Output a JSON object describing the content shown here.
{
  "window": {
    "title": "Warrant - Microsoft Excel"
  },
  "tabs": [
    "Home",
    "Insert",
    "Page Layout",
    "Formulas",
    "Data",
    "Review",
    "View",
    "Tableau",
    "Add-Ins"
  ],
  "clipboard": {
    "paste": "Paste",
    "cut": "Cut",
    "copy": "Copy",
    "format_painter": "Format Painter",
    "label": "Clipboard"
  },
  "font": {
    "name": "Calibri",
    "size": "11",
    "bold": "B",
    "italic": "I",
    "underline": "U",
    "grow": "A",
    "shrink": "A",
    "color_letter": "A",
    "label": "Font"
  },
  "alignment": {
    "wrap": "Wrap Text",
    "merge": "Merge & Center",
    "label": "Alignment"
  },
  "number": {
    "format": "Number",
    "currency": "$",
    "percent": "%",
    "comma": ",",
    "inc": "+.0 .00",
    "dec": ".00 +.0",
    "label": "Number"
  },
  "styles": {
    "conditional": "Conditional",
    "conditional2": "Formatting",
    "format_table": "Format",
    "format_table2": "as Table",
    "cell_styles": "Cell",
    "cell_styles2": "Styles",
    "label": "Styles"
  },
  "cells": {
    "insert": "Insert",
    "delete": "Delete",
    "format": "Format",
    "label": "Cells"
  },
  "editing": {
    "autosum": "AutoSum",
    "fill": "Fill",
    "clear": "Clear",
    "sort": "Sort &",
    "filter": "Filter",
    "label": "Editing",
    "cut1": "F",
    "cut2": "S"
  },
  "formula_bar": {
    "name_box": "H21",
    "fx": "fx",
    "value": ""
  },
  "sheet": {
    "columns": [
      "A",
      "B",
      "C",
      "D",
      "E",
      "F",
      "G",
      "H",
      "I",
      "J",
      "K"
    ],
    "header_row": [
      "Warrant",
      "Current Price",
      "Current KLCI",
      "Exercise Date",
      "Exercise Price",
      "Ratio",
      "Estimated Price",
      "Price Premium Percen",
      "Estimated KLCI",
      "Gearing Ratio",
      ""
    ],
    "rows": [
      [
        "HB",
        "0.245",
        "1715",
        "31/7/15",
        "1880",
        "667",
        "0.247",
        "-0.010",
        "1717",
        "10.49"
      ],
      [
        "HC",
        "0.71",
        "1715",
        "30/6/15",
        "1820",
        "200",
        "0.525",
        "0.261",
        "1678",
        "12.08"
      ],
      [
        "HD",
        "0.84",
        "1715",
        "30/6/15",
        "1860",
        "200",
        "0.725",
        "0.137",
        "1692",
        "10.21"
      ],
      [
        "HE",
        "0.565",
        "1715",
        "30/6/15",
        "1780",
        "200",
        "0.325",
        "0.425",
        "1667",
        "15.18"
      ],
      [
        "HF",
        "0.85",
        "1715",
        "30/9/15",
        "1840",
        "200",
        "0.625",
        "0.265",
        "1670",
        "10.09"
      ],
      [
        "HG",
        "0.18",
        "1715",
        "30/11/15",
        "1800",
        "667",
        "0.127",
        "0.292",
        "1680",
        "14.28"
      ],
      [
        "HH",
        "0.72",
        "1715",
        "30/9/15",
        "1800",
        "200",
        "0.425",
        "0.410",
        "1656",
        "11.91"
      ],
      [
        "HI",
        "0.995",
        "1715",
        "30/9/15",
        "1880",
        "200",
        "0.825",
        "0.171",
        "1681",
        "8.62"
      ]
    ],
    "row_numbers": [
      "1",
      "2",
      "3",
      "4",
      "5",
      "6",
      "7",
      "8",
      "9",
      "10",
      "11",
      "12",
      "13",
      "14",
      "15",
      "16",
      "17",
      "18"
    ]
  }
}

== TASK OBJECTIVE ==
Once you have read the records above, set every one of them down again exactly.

== EXERCISE ANSWER ==
Output a JSON object describing the content shown here.
{
  "window": {
    "title": "Warrant - Microsoft Excel"
  },
  "tabs": [
    "Home",
    "Insert",
    "Page Layout",
    "Formulas",
    "Data",
    "Review",
    "View",
    "Tableau",
    "Add-Ins"
  ],
  "clipboard": {
    "paste": "Paste",
    "cut": "Cut",
    "copy": "Copy",
    "format_painter": "Format Painter",
    "label": "Clipboard"
  },
  "font": {
    "name": "Calibri",
    "size": "11",
    "bold": "B",
    "italic": "I",
    "underline": "U",
    "grow": "A",
    "shrink": "A",
    "color_letter": "A",
    "label": "Font"
  },
  "alignment": {
    "wrap": "Wrap Text",
    "merge": "Merge & Center",
    "label": "Alignment"
  },
  "number": {
    "format": "Number",
    "currency": "$",
    "percent": "%",
    "comma": ",",
    "inc": "+.0 .00",
    "dec": ".00 +.0",
    "label": "Number"
  },
  "styles": {
    "conditional": "Conditional",
    "conditional2": "Formatting",
    "format_table": "Format",
    "format_table2": "as Table",
    "cell_styles": "Cell",
    "cell_styles2": "Styles",
    "label": "Styles"
  },
  "cells": {
    "insert": "Insert",
    "delete": "Delete",
    "format": "Format",
    "label": "Cells"
  },
  "editing": {
    "autosum": "AutoSum",
    "fill": "Fill",
    "clear": "Clear",
    "sort": "Sort &",
    "filter": "Filter",
    "label": "Editing",
    "cut1": "F",
    "cut2": "S"
  },
  "formula_bar": {
    "name_box": "H21",
    "fx": "fx",
    "value": ""
  },
  "sheet": {
    "columns": [
      "A",
      "B",
      "C",
      "D",
      "E",
      "F",
      "G",
      "H",
      "I",
      "J",
      "K"
    ],
    "header_row": [
      "Warrant",
      "Current Price",
      "Current KLCI",
      "Exercise Date",
      "Exercise Price",
      "Ratio",
      "Estimated Price",
      "Price Premium Percen",
      "Estimated KLCI",
      "Gearing Ratio",
      ""
    ],
    "rows": [
      [
        "HB",
        "0.245",
        "1715",
        "31/7/15",
        "1880",
        "667",
        "0.247",
        "-0.010",
        "1717",
        "10.49"
      ],
      [
        "HC",
        "0.71",
        "1715",
        "30/6/15",
        "1820",
        "200",
        "0.525",
        "0.261",
        "1678",
        "12.08"
      ],
      [
        "HD",
        "0.84",
        "1715",
        "30/6/15",
        "1860",
        "200",
        "0.725",
        "0.137",
        "1692",
        "10.21"
      ],
      [
        "HE",
        "0.565",
        "1715",
        "30/6/15",
        "1780",
        "200",
        "0.325",
        "0.425",
        "1667",
        "15.18"
      ],
      [
        "HF",
        "0.85",
        "1715",
        "30/9/15",
        "1840",
        "200",
        "0.625",
        "0.265",
        "1670",
        "10.09"
      ],
      [
        "HG",
        "0.18",
        "1715",
        "30/11/15",
        "1800",
        "667",
        "0.127",
        "0.292",
        "1680",
        "14.28"
      ],
      [
        "HH",
        "0.72",
        "1715",
        "30/9/15",
        "1800",
        "200",
        "0.425",
        "0.410",
        "1656",
        "11.91"
      ],
      [
        "HI",
        "0.995",
        "1715",
        "30/9/15",
        "1880",
        "200",
        "0.825",
        "0.171",
        "1681",
        "8.62"
      ]
    ],
    "row_numbers": [
      "1",
      "2",
      "3",
      "4",
      "5",
      "6",
      "7",
      "8",
      "9",
      "10",
      "11",
      "12",
      "13",
      "14",
      "15",
      "16",
      "17",
      "18"
    ]
  }
}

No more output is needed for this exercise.